Once the rear exhaust mount has been removed use a plastic or rubber hammer to separate the muffler from the catalytic converter outlet pipe.
Grasp the catalytic converter with both hands and maneuver it out from the exhaust manifold and rear exhaust system. Some catalytic converter's have a heat shield which can be sharp so be carful not to cut yourself.
Remove the Oxygen Sensors: Some catalytic converters have multiple oxygen sensors which need to be labeled to avoid confusion when reassembling. Use tape to identify the position of the sensor so they can be easily installed into the new catalytic converter. You don't want to get these mixed up because the wiring connectors are different and will not reconnect to the main wiring harness.

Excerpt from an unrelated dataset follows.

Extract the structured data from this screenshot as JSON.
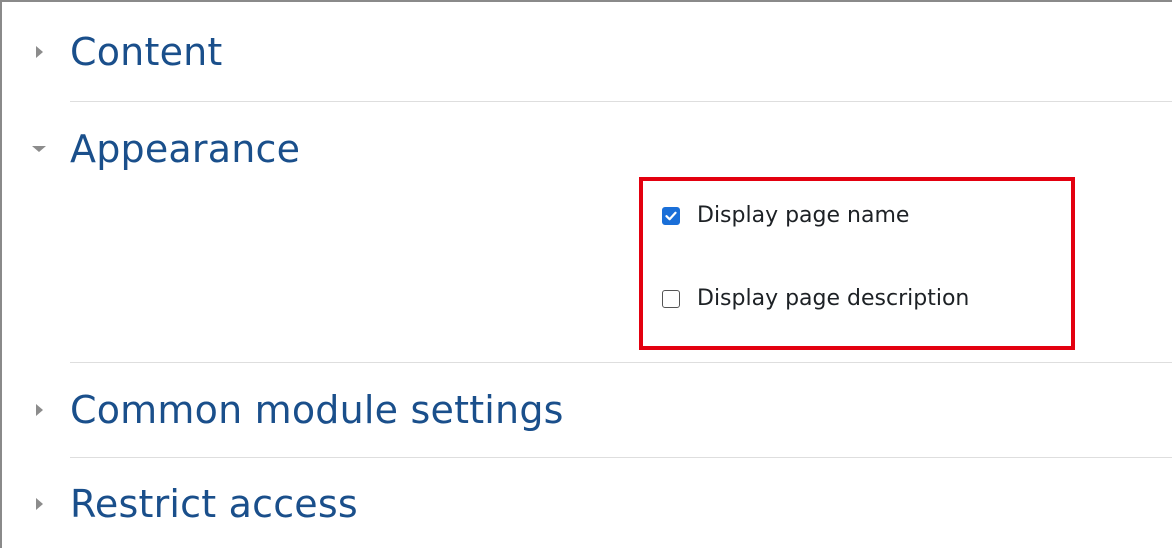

Apply WD40 to each of the sensors to aid in their removal. Once successfully labeled remove all sensors from the old catalytic converter using a 7/8 or 22mm wrench and turning them counterclockwise, then set them to the side.

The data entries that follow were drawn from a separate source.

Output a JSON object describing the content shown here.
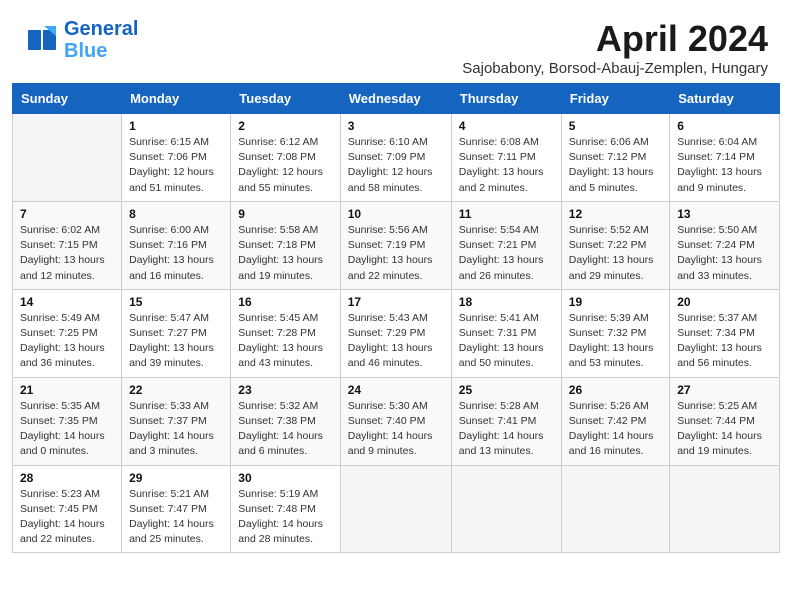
{
  "header": {
    "logo_line1": "General",
    "logo_line2": "Blue",
    "month": "April 2024",
    "location": "Sajobabony, Borsod-Abauj-Zemplen, Hungary"
  },
  "days_of_week": [
    "Sunday",
    "Monday",
    "Tuesday",
    "Wednesday",
    "Thursday",
    "Friday",
    "Saturday"
  ],
  "weeks": [
    [
      {
        "day": "",
        "detail": ""
      },
      {
        "day": "1",
        "detail": "Sunrise: 6:15 AM\nSunset: 7:06 PM\nDaylight: 12 hours\nand 51 minutes."
      },
      {
        "day": "2",
        "detail": "Sunrise: 6:12 AM\nSunset: 7:08 PM\nDaylight: 12 hours\nand 55 minutes."
      },
      {
        "day": "3",
        "detail": "Sunrise: 6:10 AM\nSunset: 7:09 PM\nDaylight: 12 hours\nand 58 minutes."
      },
      {
        "day": "4",
        "detail": "Sunrise: 6:08 AM\nSunset: 7:11 PM\nDaylight: 13 hours\nand 2 minutes."
      },
      {
        "day": "5",
        "detail": "Sunrise: 6:06 AM\nSunset: 7:12 PM\nDaylight: 13 hours\nand 5 minutes."
      },
      {
        "day": "6",
        "detail": "Sunrise: 6:04 AM\nSunset: 7:14 PM\nDaylight: 13 hours\nand 9 minutes."
      }
    ],
    [
      {
        "day": "7",
        "detail": "Sunrise: 6:02 AM\nSunset: 7:15 PM\nDaylight: 13 hours\nand 12 minutes."
      },
      {
        "day": "8",
        "detail": "Sunrise: 6:00 AM\nSunset: 7:16 PM\nDaylight: 13 hours\nand 16 minutes."
      },
      {
        "day": "9",
        "detail": "Sunrise: 5:58 AM\nSunset: 7:18 PM\nDaylight: 13 hours\nand 19 minutes."
      },
      {
        "day": "10",
        "detail": "Sunrise: 5:56 AM\nSunset: 7:19 PM\nDaylight: 13 hours\nand 22 minutes."
      },
      {
        "day": "11",
        "detail": "Sunrise: 5:54 AM\nSunset: 7:21 PM\nDaylight: 13 hours\nand 26 minutes."
      },
      {
        "day": "12",
        "detail": "Sunrise: 5:52 AM\nSunset: 7:22 PM\nDaylight: 13 hours\nand 29 minutes."
      },
      {
        "day": "13",
        "detail": "Sunrise: 5:50 AM\nSunset: 7:24 PM\nDaylight: 13 hours\nand 33 minutes."
      }
    ],
    [
      {
        "day": "14",
        "detail": "Sunrise: 5:49 AM\nSunset: 7:25 PM\nDaylight: 13 hours\nand 36 minutes."
      },
      {
        "day": "15",
        "detail": "Sunrise: 5:47 AM\nSunset: 7:27 PM\nDaylight: 13 hours\nand 39 minutes."
      },
      {
        "day": "16",
        "detail": "Sunrise: 5:45 AM\nSunset: 7:28 PM\nDaylight: 13 hours\nand 43 minutes."
      },
      {
        "day": "17",
        "detail": "Sunrise: 5:43 AM\nSunset: 7:29 PM\nDaylight: 13 hours\nand 46 minutes."
      },
      {
        "day": "18",
        "detail": "Sunrise: 5:41 AM\nSunset: 7:31 PM\nDaylight: 13 hours\nand 50 minutes."
      },
      {
        "day": "19",
        "detail": "Sunrise: 5:39 AM\nSunset: 7:32 PM\nDaylight: 13 hours\nand 53 minutes."
      },
      {
        "day": "20",
        "detail": "Sunrise: 5:37 AM\nSunset: 7:34 PM\nDaylight: 13 hours\nand 56 minutes."
      }
    ],
    [
      {
        "day": "21",
        "detail": "Sunrise: 5:35 AM\nSunset: 7:35 PM\nDaylight: 14 hours\nand 0 minutes."
      },
      {
        "day": "22",
        "detail": "Sunrise: 5:33 AM\nSunset: 7:37 PM\nDaylight: 14 hours\nand 3 minutes."
      },
      {
        "day": "23",
        "detail": "Sunrise: 5:32 AM\nSunset: 7:38 PM\nDaylight: 14 hours\nand 6 minutes."
      },
      {
        "day": "24",
        "detail": "Sunrise: 5:30 AM\nSunset: 7:40 PM\nDaylight: 14 hours\nand 9 minutes."
      },
      {
        "day": "25",
        "detail": "Sunrise: 5:28 AM\nSunset: 7:41 PM\nDaylight: 14 hours\nand 13 minutes."
      },
      {
        "day": "26",
        "detail": "Sunrise: 5:26 AM\nSunset: 7:42 PM\nDaylight: 14 hours\nand 16 minutes."
      },
      {
        "day": "27",
        "detail": "Sunrise: 5:25 AM\nSunset: 7:44 PM\nDaylight: 14 hours\nand 19 minutes."
      }
    ],
    [
      {
        "day": "28",
        "detail": "Sunrise: 5:23 AM\nSunset: 7:45 PM\nDaylight: 14 hours\nand 22 minutes."
      },
      {
        "day": "29",
        "detail": "Sunrise: 5:21 AM\nSunset: 7:47 PM\nDaylight: 14 hours\nand 25 minutes."
      },
      {
        "day": "30",
        "detail": "Sunrise: 5:19 AM\nSunset: 7:48 PM\nDaylight: 14 hours\nand 28 minutes."
      },
      {
        "day": "",
        "detail": ""
      },
      {
        "day": "",
        "detail": ""
      },
      {
        "day": "",
        "detail": ""
      },
      {
        "day": "",
        "detail": ""
      }
    ]
  ]
}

Clean the Gasket Surface: At the exhaust manifold there is a gasket surface that needs to be free of corrosion, dirt and old gasket material left behind from the old catalytic converter. Use a gasket scraper and a small wire brush to the gasket sealing surface this will help the new gasket conform to the sealing surface which will avoid leaks. Set the new gasket in place by either letting it hang on the exhaust manifold studs or the head pipe of the converter.
Install the Oxygen Sensors: Install the labeled oxygen sensors onto the new catalytic converter into their correct positions. Thread the oxygen sensors by hand to avoid cross threading. It's a good idea to add a small amount of anti-seize to the mounting threads to aid in the oxygen sensor removal if replacement is required.
Install the New Catalytic Converter: The new catalytic converter is now ready for installation. Gently position the catalytic converter back up into the exhaust manifold flange making sure the gasket is still in position. Guide the flange coupler that is on the head pipe over the exhaust manifold studs. Some applications will use bolts instead of nuts, in which case simply align the bolt holes.
Hand thread in the mounting nuts or bolts and but do not tighten. Use a socket to take up the slack while still leaving them loose. The final tightening will be done after the rear of the catalytic converter has been put in place and reconnected. If you tighten these nuts or bolts prematurely it will cause a strain and a possible leak as the unit will need to be forced into position to connect the rear of the unit.
Install and tighten the coupler mounting bolts at the rear of the catalytic converter. This coupler can slide up over the pipe and then be pushed downward onto the rear exhaust pipe. Tighten these bolts completely and then finish tightening the front of the catalytic converter flange nuts or bolts. The torque specifications for both are 25 to 30 foot pounds.
Reconnect the Oxygen Sensors: Reach up and remove the oxygen sensors connectors from there safe place and start to reconnect them. Push the connectors together enough to hear a click which confirms their complete reconnection. Push the wiring into their plastic holders and out of the way of the exhaust pipe or catalytic converter. This will help avoid melting the wires which will cause the check engine light to come on. Reinstall any heat shields and exhaust system mounts that were removed during the job and you are all set. If the check engine was set due to the catalytic converter being bad the codes will need to be cleared.
Here is a video on how to replace a catalytic converter on the V6 or V8 engine that have a "Y" style of set up. For this job the vehicle must be raised it he air higher in some cases.
If you have any questions about catalytic converter, please visit our forum. If you need car repair advice, please ask our community of mechanics who are happy to help. Our service is always 100% free.